Records drawn from a dataset
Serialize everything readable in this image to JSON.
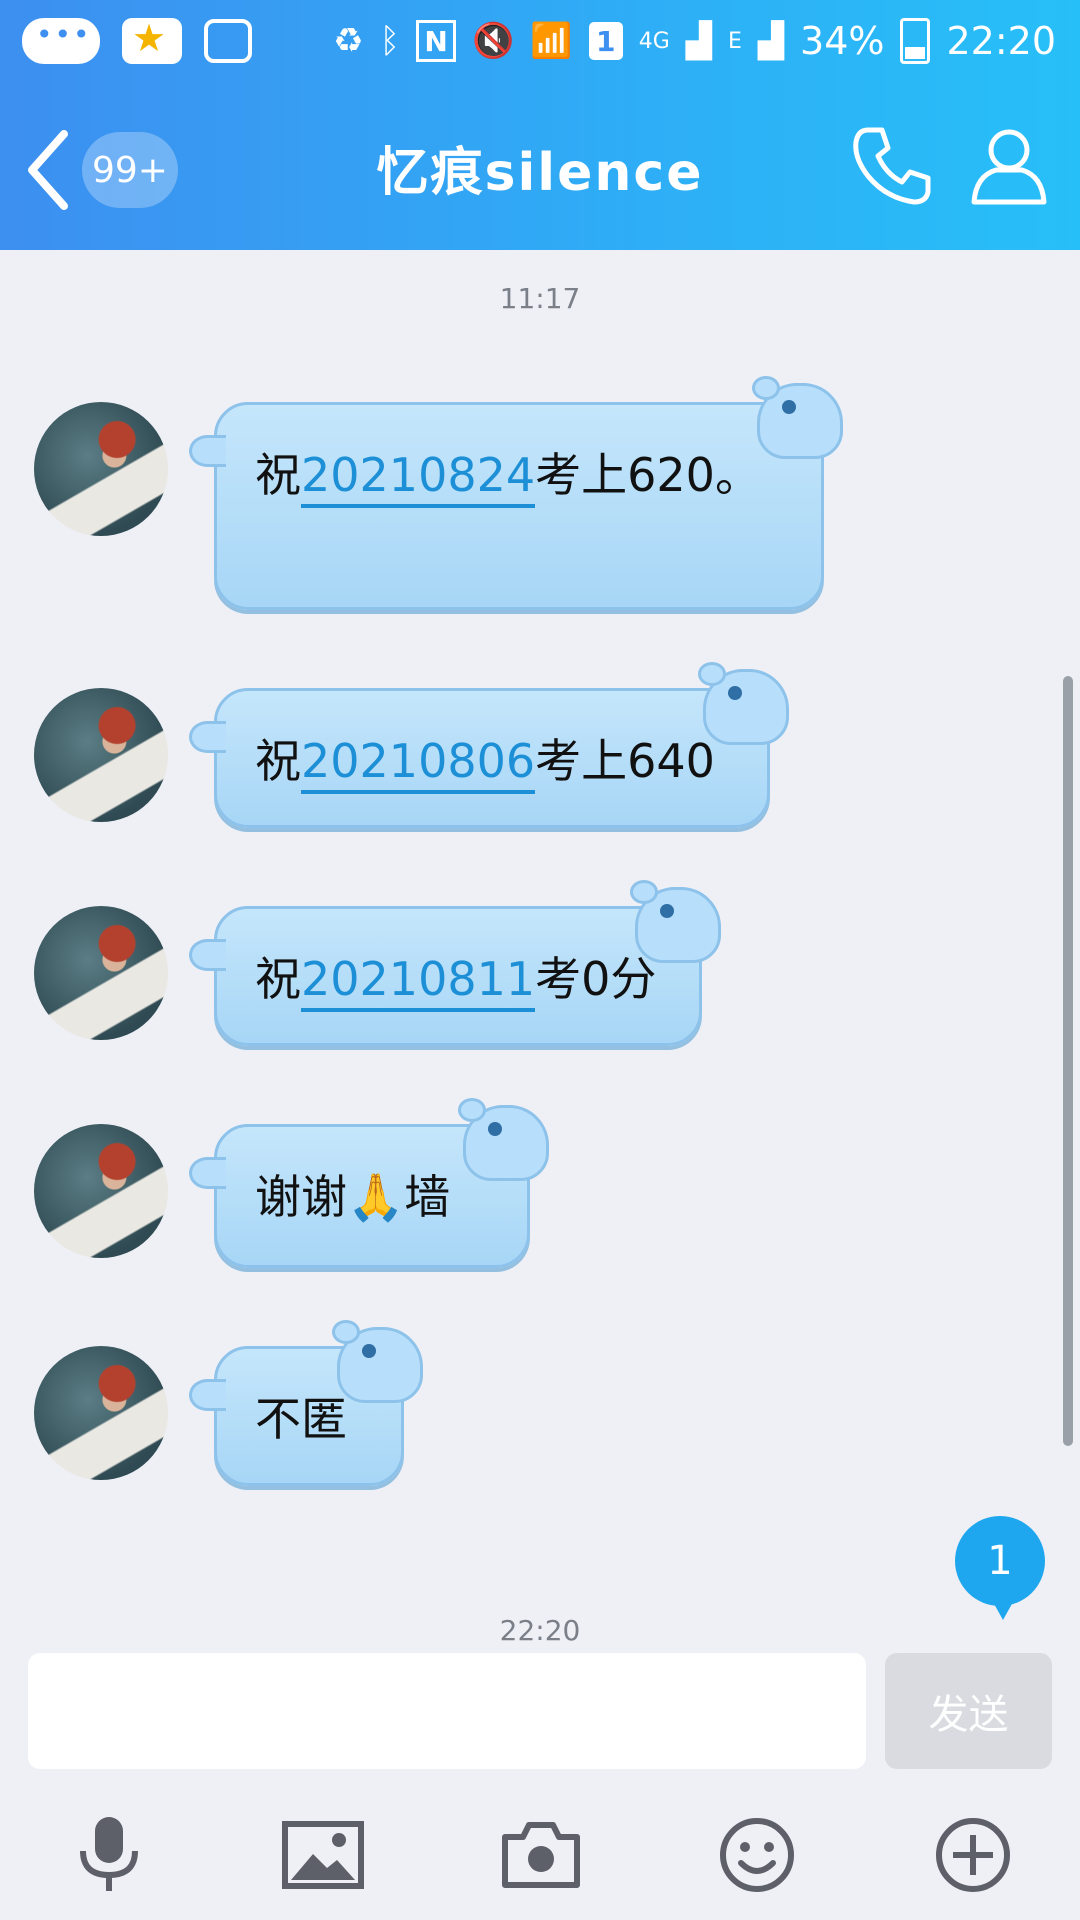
{
  "status_bar": {
    "network": "4G",
    "network2": "E",
    "sim": "1",
    "nfc": "N",
    "battery": "34%",
    "time": "22:20"
  },
  "nav": {
    "unread_badge": "99+",
    "title": "忆痕silence"
  },
  "chat": {
    "time_top": "11:17",
    "messages": [
      {
        "pre": "祝",
        "num": "20210824",
        "post": "考上620。"
      },
      {
        "pre": "祝",
        "num": "20210806",
        "post": "考上640"
      },
      {
        "pre": "祝",
        "num": "20210811",
        "post": "考0分"
      },
      {
        "pre": "谢谢",
        "emoji": "🙏",
        "post": "墙"
      },
      {
        "pre": "不匿"
      }
    ],
    "time_bottom": "22:20",
    "new_message_count": "1"
  },
  "composer": {
    "input_value": "",
    "send_label": "发送"
  },
  "colors": {
    "header_start": "#3d8ff0",
    "header_end": "#27bff8",
    "bubble": "#b7defa",
    "link": "#1c8fd6"
  },
  "icons": [
    "back-chevron-icon",
    "phone-icon",
    "profile-icon",
    "microphone-icon",
    "image-icon",
    "camera-icon",
    "emoji-icon",
    "plus-icon"
  ]
}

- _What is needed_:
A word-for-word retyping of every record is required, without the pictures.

- _Answer box_:
Serialize everything readable in this image to JSON.
{
  "status_bar": {
    "network": "4G",
    "network2": "E",
    "sim": "1",
    "nfc": "N",
    "battery": "34%",
    "time": "22:20"
  },
  "nav": {
    "unread_badge": "99+",
    "title": "忆痕silence"
  },
  "chat": {
    "time_top": "11:17",
    "messages": [
      {
        "pre": "祝",
        "num": "20210824",
        "post": "考上620。"
      },
      {
        "pre": "祝",
        "num": "20210806",
        "post": "考上640"
      },
      {
        "pre": "祝",
        "num": "20210811",
        "post": "考0分"
      },
      {
        "pre": "谢谢",
        "emoji": "🙏",
        "post": "墙"
      },
      {
        "pre": "不匿"
      }
    ],
    "time_bottom": "22:20",
    "new_message_count": "1"
  },
  "composer": {
    "input_value": "",
    "send_label": "发送"
  },
  "colors": {
    "header_start": "#3d8ff0",
    "header_end": "#27bff8",
    "bubble": "#b7defa",
    "link": "#1c8fd6"
  },
  "icons": [
    "back-chevron-icon",
    "phone-icon",
    "profile-icon",
    "microphone-icon",
    "image-icon",
    "camera-icon",
    "emoji-icon",
    "plus-icon"
  ]
}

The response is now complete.